Well-written and lively, integrating with apparent ease the alternative American religious scene in the first half of the twentieth century and the unfolding of events in the Indian subcontinent, the Himalayas, and Tibet.(Heather Stoddard, Head of Tibetan Studies, National Institute of Oriental Languages and Civilizations)|
Building on prodigious research, Paul G. Hackett has produced an utterly fascinating account of Theos Bernard, the spiritual adventurer who introduced the mysteries of Tibet to America and the world. This book, by a skilled historian and an engaging writer, significantly enhances our understanding of America's religious turn to the East in the latter half of the twentieth century.(Randall Balmer, author of The Making of Evangelicalism: From Revivalism to Politics and Beyond)|

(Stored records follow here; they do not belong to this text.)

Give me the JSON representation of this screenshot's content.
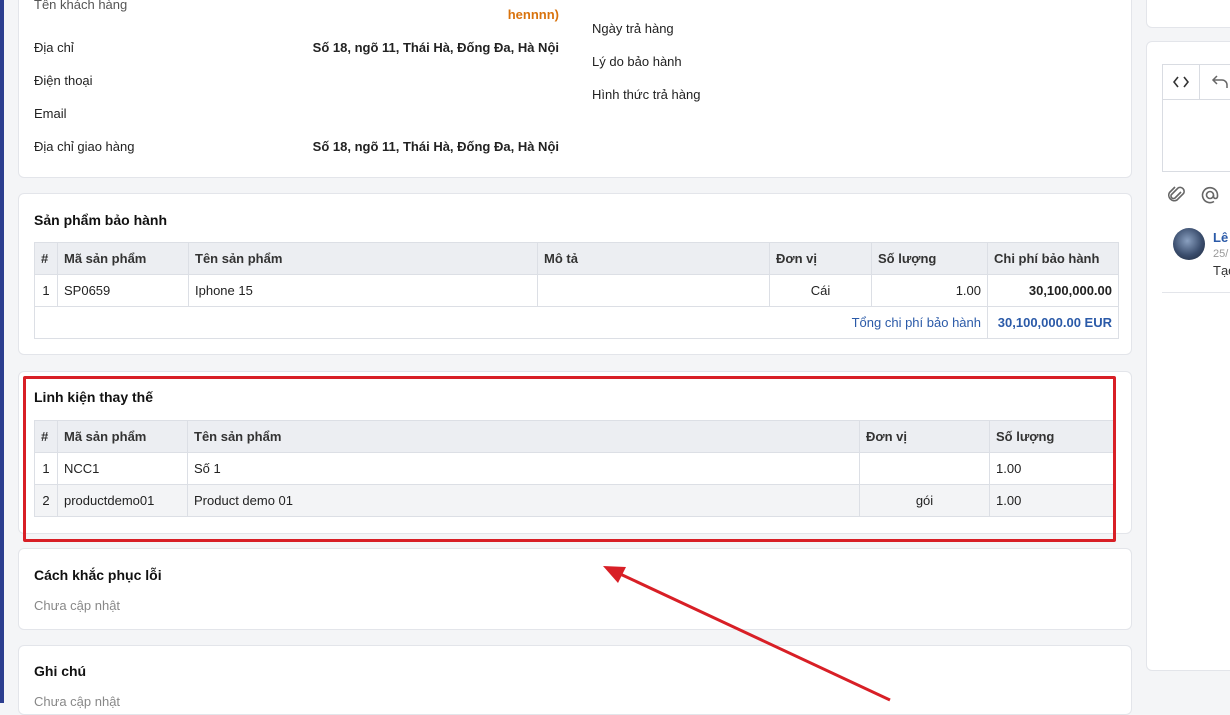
{
  "customer": {
    "name_label": "Tên khách hàng",
    "name_value_tail": "hennnn)",
    "address_label": "Địa chỉ",
    "address_value": "Số 18, ngõ 11, Thái Hà, Đống Đa, Hà Nội",
    "phone_label": "Điện thoại",
    "email_label": "Email",
    "shipping_label": "Địa chỉ giao hàng",
    "shipping_value": "Số 18, ngõ 11, Thái Hà, Đống Đa, Hà Nội",
    "return_date_label": "Ngày trả hàng",
    "warranty_reason_label": "Lý do bảo hành",
    "return_method_label": "Hình thức trả hàng"
  },
  "warranty_products": {
    "title": "Sản phẩm bảo hành",
    "columns": [
      "#",
      "Mã sản phẩm",
      "Tên sản phẩm",
      "Mô tả",
      "Đơn vị",
      "Số lượng",
      "Chi phí bảo hành"
    ],
    "rows": [
      {
        "idx": "1",
        "code": "SP0659",
        "name": "Iphone 15",
        "desc": "",
        "unit": "Cái",
        "qty": "1.00",
        "cost": "30,100,000.00"
      }
    ],
    "total_label": "Tổng chi phí bảo hành",
    "total_value": "30,100,000.00 EUR"
  },
  "replacement_parts": {
    "title": "Linh kiện thay thế",
    "columns": [
      "#",
      "Mã sản phẩm",
      "Tên sản phẩm",
      "Đơn vị",
      "Số lượng"
    ],
    "rows": [
      {
        "idx": "1",
        "code": "NCC1",
        "name": "Số 1",
        "unit": "",
        "qty": "1.00"
      },
      {
        "idx": "2",
        "code": "productdemo01",
        "name": "Product demo 01",
        "unit": "gói",
        "qty": "1.00"
      }
    ]
  },
  "fix_method": {
    "title": "Cách khắc phục lỗi",
    "value": "Chưa cập nhật"
  },
  "notes": {
    "title": "Ghi chú",
    "value": "Chưa cập nhật"
  },
  "right_panel": {
    "comment_author": "Lê",
    "comment_date": "25/",
    "comment_text": "Tạo"
  },
  "colors": {
    "highlight": "#d81f26",
    "accent": "#2b5aa8",
    "name_orange": "#d9730d"
  }
}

Paul G. Hackett presents the compelling story of the early years of the American exploration of Indian and Tibetan Buddhist spirituality through the figure of one of its most colorful but forgotten adventurers--a real-life 'Indiana Jones'! Early twentieth-century counterculture, Tibetan Buddhism, and the birth of yoga in the West makes for a rich field in which persons and stories abound, and Hackett masterfully paints a picture of that world in very human terms. Part mystic, part explorer, and part con man, Theos Bernard comes to life in a tale that is both captivating and enlightening. It is a must read for anyone interested in Eastern religions in America.(Robert A. F. Thurman, Jey Tsong Khapa Professor of Indo-Tibetan Buddhist Studies, Columbia University) See all Product Description